    0 out of 1 people found this review helpful.

    Was this review helpful? Yes  No   Report this review
  • Anonymous

    Posted October 20, 2003

    The second book is better

    The Horse and His Boy was a good book, but i wouldn't call it my favorite. I read it in a day, but only because it would leave you hanging. The book is basically about a boy and a talking horse that run away from their problems only to find themselves in the middle of a battle. To me, the book was well written, but i much rather liked The Lion, The Witch, and The Wardrobe.

    Was this review helpful? Yes  No   Report this review
  • Anonymous

    Posted October 9, 2002

    Looking for a realaxing book to read?

    Authors Name: C.S. Lewis Title: The Horse and His Boy Genre: Fantasy Shasta is a young boy who lives with his father, in Calormen. One day he hears his father and a man talking about selling him in to slavery! He is devastated. After hearing that news Shasta decides to leave. Feeling depressed he heads to the barn and finds comfort in a talking horse, named Bree. (Whom he never knew could talk!) After that the adventures begins, He meets many interesting people and many interesting things. He makes friends with a girl who is also running away, named Aravis although her reasons for leaving are quite different from his. If you have read ¿The Lion, The Witch and The Wardrobe¿ you will defiantly like this book because there are even more adventures and it is a bit of a different plot. Aslan returns in this book along with, Peter, Edmund, Lucy and Susan! (Although they are not the main focus.) If you are looking for some challenging and enriching literature, The Horse and His Boy is the book for you! I challenge anyone out there to read all eight books in, ¿The Chronicles of Narnia¿ By, C.S. Lewis. You don¿t even have too read them in order since C.S. Lewis has written them so well. So, Get in your favorite chair, gather some blankets and pillows grab some popcorn and settle down with whichever book you choose to read in ¿The Chronicles of Narnia¿ and enjoy a very relaxing afternoon of fantasy! While I read the book, ¿The Horse and His Boy¿ I could make many connections to myself. Shasta and Aravis are struggling with what is going on in the `Real World,¿ and so am I. I hate hearing about biological, chemical and nuclear weapons, quite frankly it scares me and I wish we could just get rid of it all. Shasta and Aravis don¿t like what is going on around them so they decide to leave. Unlike me they leave to a fantasy world. I can¿t leave so I think I¿ll just stick and deal with it.

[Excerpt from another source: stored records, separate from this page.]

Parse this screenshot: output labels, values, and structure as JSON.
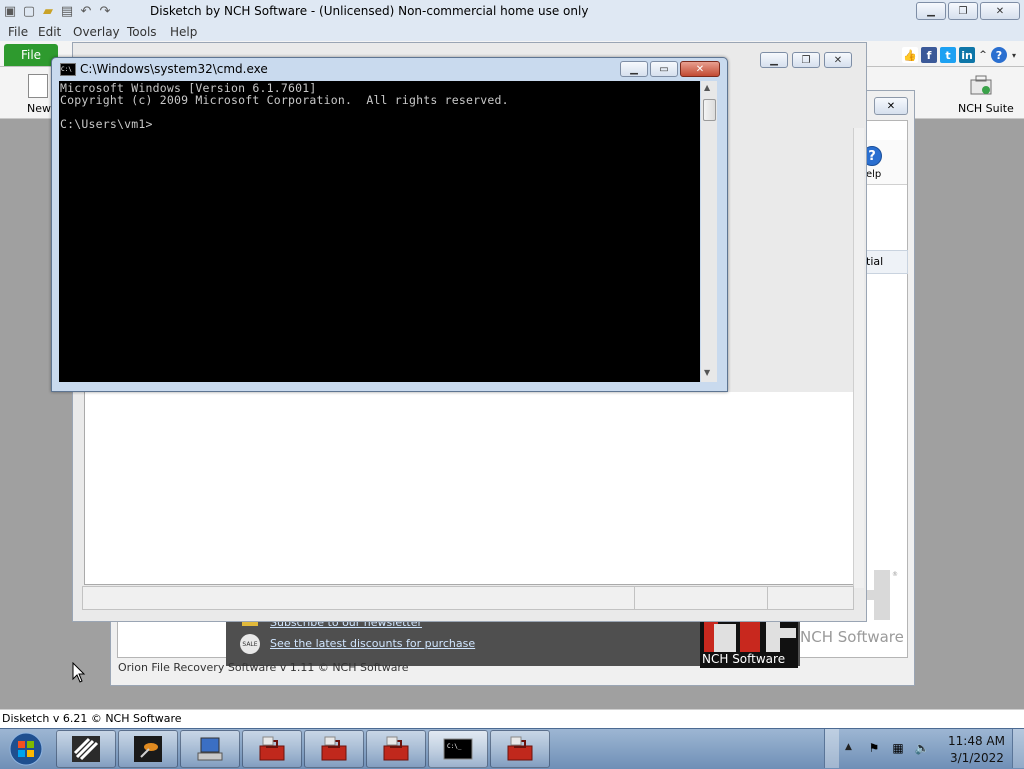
{
  "app": {
    "title": "Disketch by NCH Software - (Unlicensed) Non-commercial home use only",
    "menus": [
      "File",
      "Edit",
      "Overlay",
      "Tools",
      "Help"
    ],
    "file_tab": "File",
    "new_label": "New",
    "nch_suite_label": "NCH Suite",
    "status": "Disketch v 6.21 © NCH Software"
  },
  "social": [
    "like-icon",
    "facebook-icon",
    "twitter-icon",
    "linkedin-icon"
  ],
  "background_dialog": {
    "help_label": "elp",
    "column_header": "tial",
    "promo_newsletter": "Subscribe to our newsletter",
    "promo_discounts": "See the latest discounts for purchase",
    "sale_badge": "SALE",
    "nch_software": "NCH Software",
    "nch_logo_caption": "NCH Software",
    "status": "Orion File Recovery Software v 1.11 © NCH Software"
  },
  "cmd": {
    "title": "C:\\Windows\\system32\\cmd.exe",
    "lines": [
      "Microsoft Windows [Version 6.1.7601]",
      "Copyright (c) 2009 Microsoft Corporation.  All rights reserved.",
      "",
      "C:\\Users\\vm1>"
    ]
  },
  "taskbar": {
    "items": [
      "disketch-icon",
      "telescope-icon",
      "computer-icon",
      "toolbox-icon",
      "toolbox-icon",
      "toolbox-icon",
      "cmd-icon",
      "toolbox-icon"
    ],
    "time": "11:48 AM",
    "date": "3/1/2022"
  }
}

    Was this review helpful? Yes  No   Report this review
  • Anonymous

    Posted February 24, 2011

    No text was provided for this review.

  • Anonymous

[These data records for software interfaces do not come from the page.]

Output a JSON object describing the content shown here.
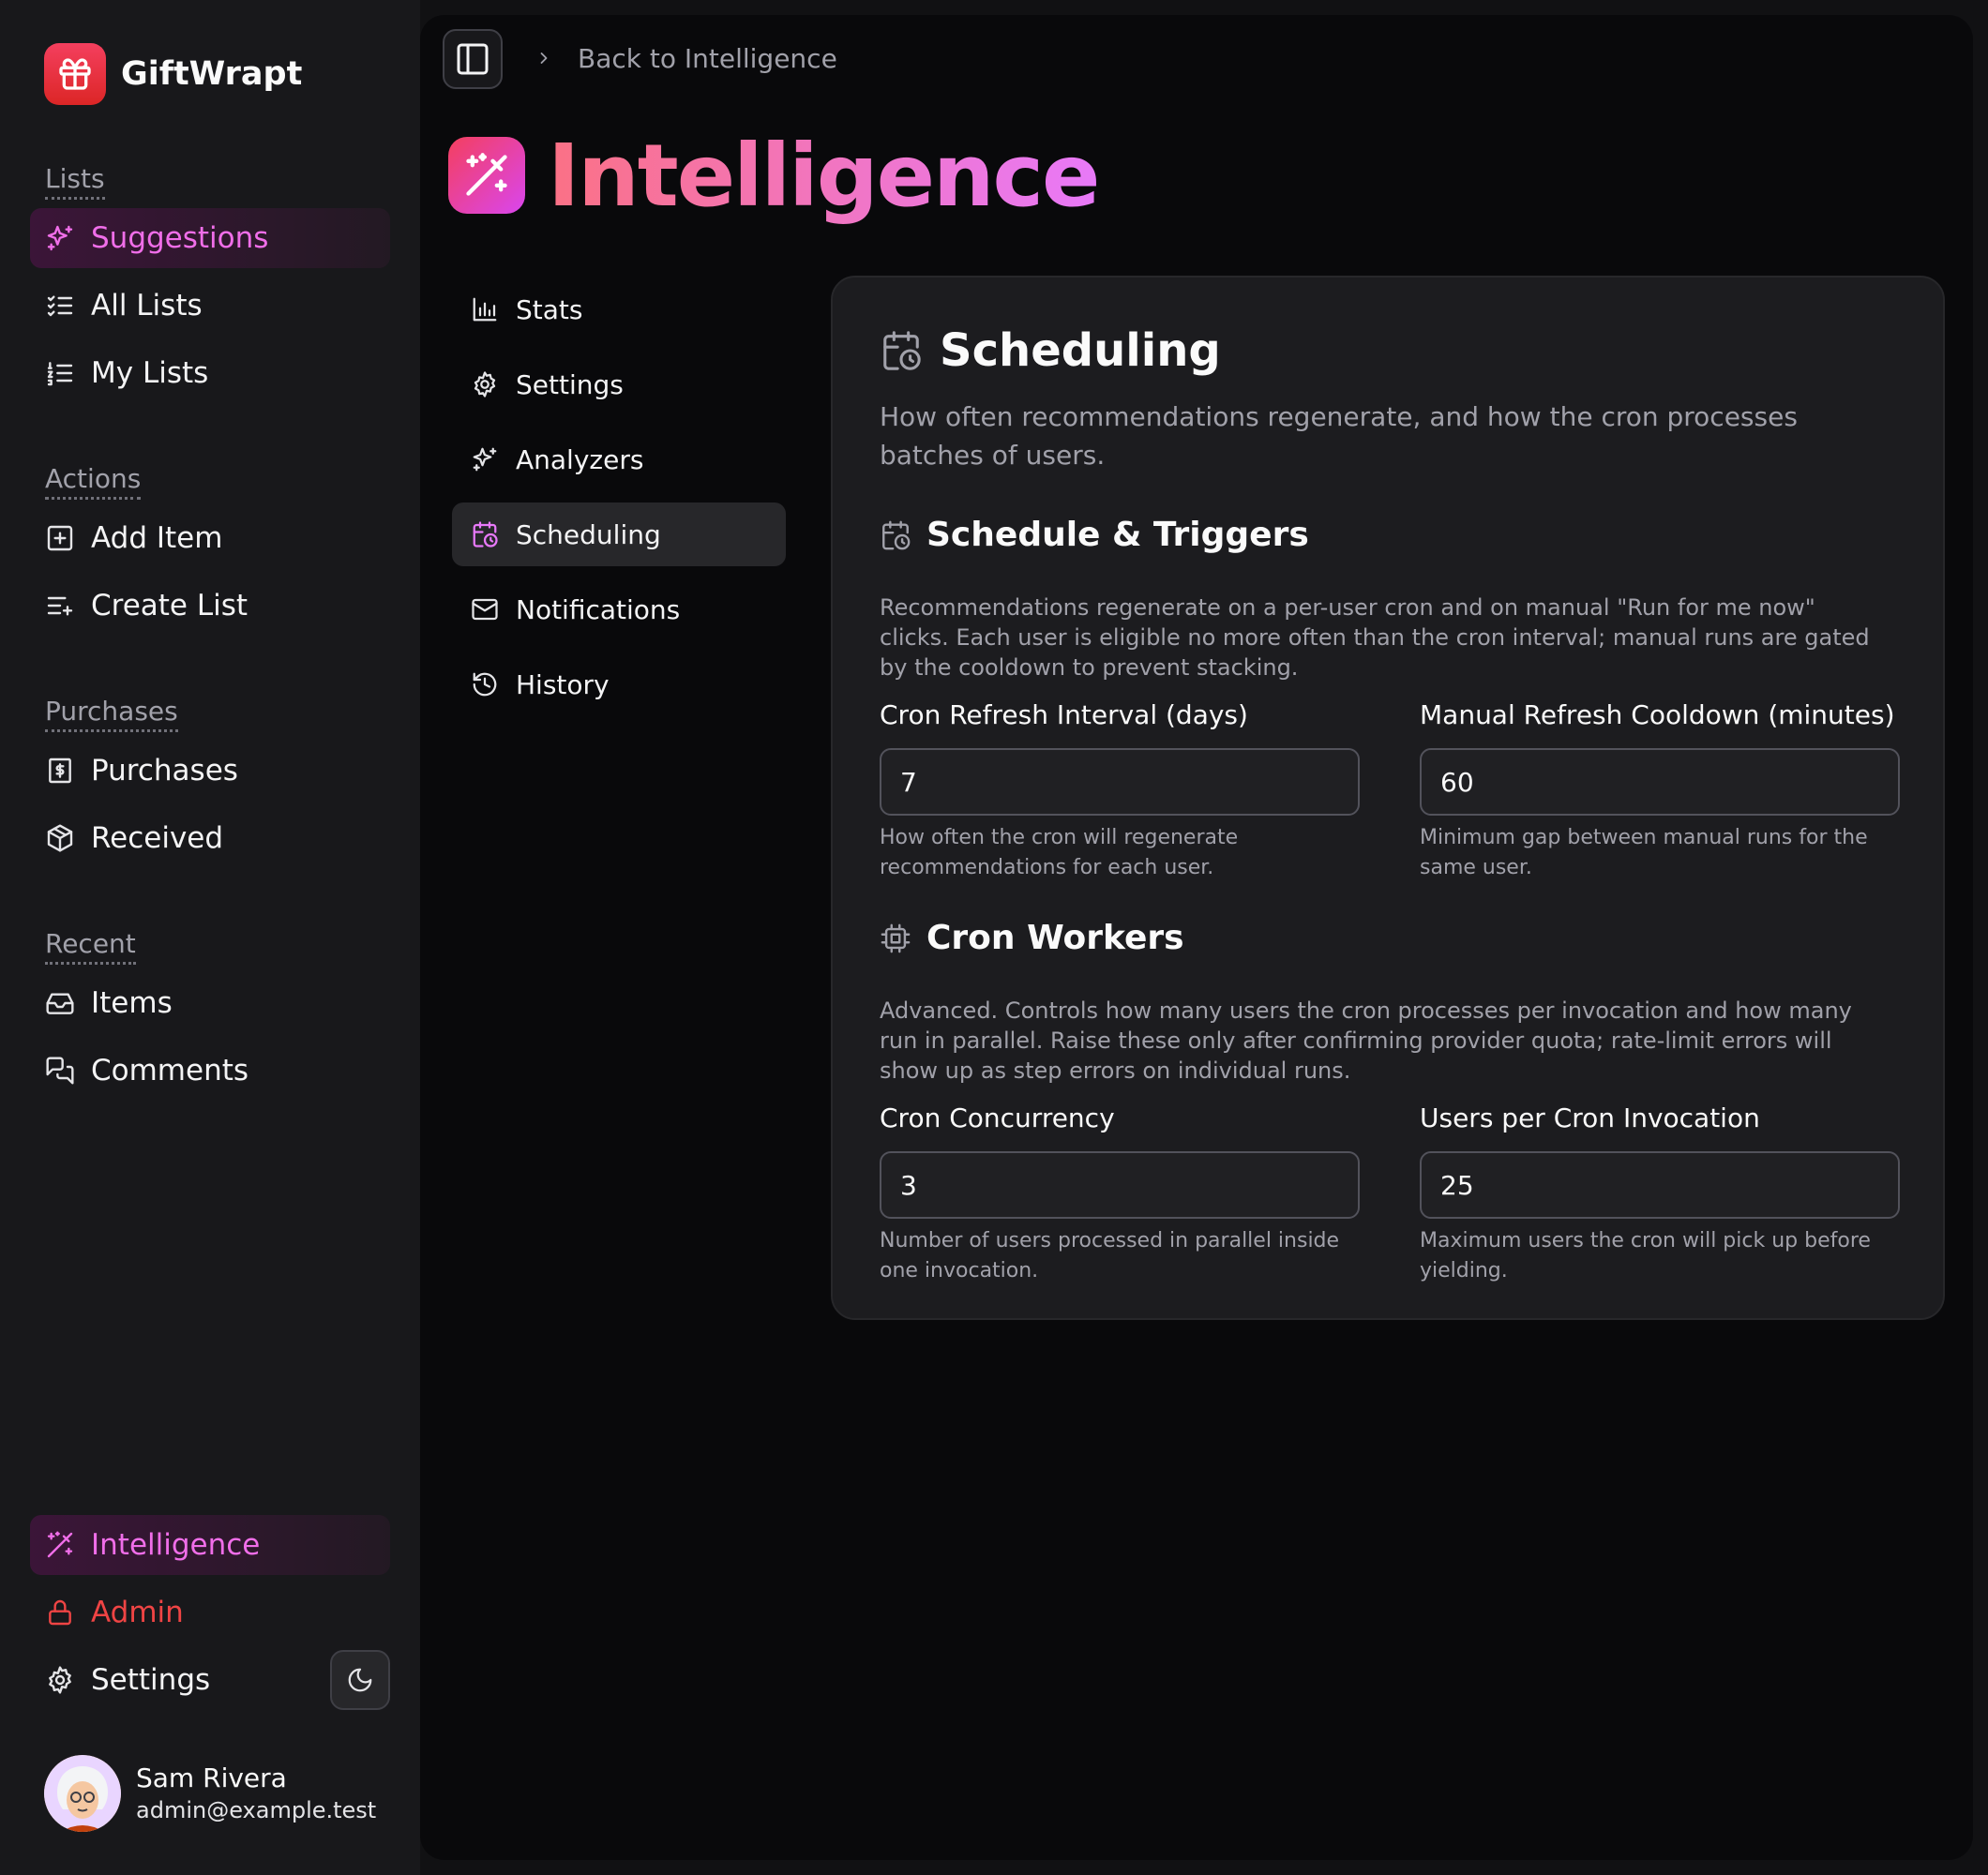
{
  "brand": {
    "name": "GiftWrapt"
  },
  "sidebar": {
    "groups": [
      {
        "label": "Lists",
        "items": [
          {
            "label": "Suggestions",
            "icon": "sparkles-icon",
            "active": true
          },
          {
            "label": "All Lists",
            "icon": "list-checks-icon"
          },
          {
            "label": "My Lists",
            "icon": "list-ordered-icon"
          }
        ]
      },
      {
        "label": "Actions",
        "items": [
          {
            "label": "Add Item",
            "icon": "plus-square-icon"
          },
          {
            "label": "Create List",
            "icon": "list-plus-icon"
          }
        ]
      },
      {
        "label": "Purchases",
        "items": [
          {
            "label": "Purchases",
            "icon": "receipt-icon"
          },
          {
            "label": "Received",
            "icon": "package-icon"
          }
        ]
      },
      {
        "label": "Recent",
        "items": [
          {
            "label": "Items",
            "icon": "inbox-icon"
          },
          {
            "label": "Comments",
            "icon": "messages-icon"
          }
        ]
      }
    ],
    "bottom": {
      "intelligence": "Intelligence",
      "admin": "Admin",
      "settings": "Settings"
    },
    "user": {
      "name": "Sam Rivera",
      "email": "admin@example.test"
    }
  },
  "header": {
    "breadcrumb": "Back to Intelligence"
  },
  "page": {
    "title": "Intelligence"
  },
  "subnav": {
    "items": [
      {
        "label": "Stats",
        "icon": "bar-chart-icon"
      },
      {
        "label": "Settings",
        "icon": "gear-icon"
      },
      {
        "label": "Analyzers",
        "icon": "sparkles-icon"
      },
      {
        "label": "Scheduling",
        "icon": "calendar-clock-icon",
        "active": true
      },
      {
        "label": "Notifications",
        "icon": "mail-icon"
      },
      {
        "label": "History",
        "icon": "history-icon"
      }
    ]
  },
  "card": {
    "title": "Scheduling",
    "description": "How often recommendations regenerate, and how the cron processes batches of users.",
    "sections": [
      {
        "title": "Schedule & Triggers",
        "icon": "calendar-clock-icon",
        "description": "Recommendations regenerate on a per-user cron and on manual \"Run for me now\" clicks. Each user is eligible no more often than the cron interval; manual runs are gated by the cooldown to prevent stacking.",
        "fields": [
          {
            "label": "Cron Refresh Interval (days)",
            "value": "7",
            "help": "How often the cron will regenerate recommendations for each user."
          },
          {
            "label": "Manual Refresh Cooldown (minutes)",
            "value": "60",
            "help": "Minimum gap between manual runs for the same user."
          }
        ]
      },
      {
        "title": "Cron Workers",
        "icon": "cpu-icon",
        "description": "Advanced. Controls how many users the cron processes per invocation and how many run in parallel. Raise these only after confirming provider quota; rate-limit errors will show up as step errors on individual runs.",
        "fields": [
          {
            "label": "Cron Concurrency",
            "value": "3",
            "help": "Number of users processed in parallel inside one invocation."
          },
          {
            "label": "Users per Cron Invocation",
            "value": "25",
            "help": "Maximum users the cron will pick up before yielding."
          }
        ]
      }
    ]
  },
  "colors": {
    "accent": "#f06ee9",
    "danger": "#ef4444",
    "brand": "#dc2626",
    "background": "#09090b"
  }
}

    Posted March 11, 2011

    No text was provided for this review.

  • Anonymous

    Posted December 9, 2011

    No text was provided for this review.

  • Anonymous

    Posted January 9, 2009

    No text was provided for this review.

  • Anonymous

    Posted July 13, 2010

    No text was provided for this review.

  • Anonymous

    Posted January 13, 2011

    No text was provided for this review.

  • Anonymous

    Posted July 3, 2010

    No text was provided for this review.

  • Anonymous

    Posted December 29, 2010

    No text was provided for this review.

  • Anonymous

    Posted June 13, 2011

    No text was provided for this review.

  • Anonymous

    Posted June 15, 2011

    No text was provided for this review.

  • Anonymous

    Posted January 10, 2013

    No text was provided for this review.

  • Anonymous

    Posted November 28, 2011

    No text was provided for this review.

  • Anonymous

    Posted April 18, 2010

    No text was provided for this review.

  • Anonymous

    Posted December 10, 2009

    No text was provided for this review.

  • Anonymous

    Posted June 3, 2011

    No text was provided for this review.

Sort by: Showing 1 – 20 of 35 review with 3 star rating   See All Ratings
Page 1 of 2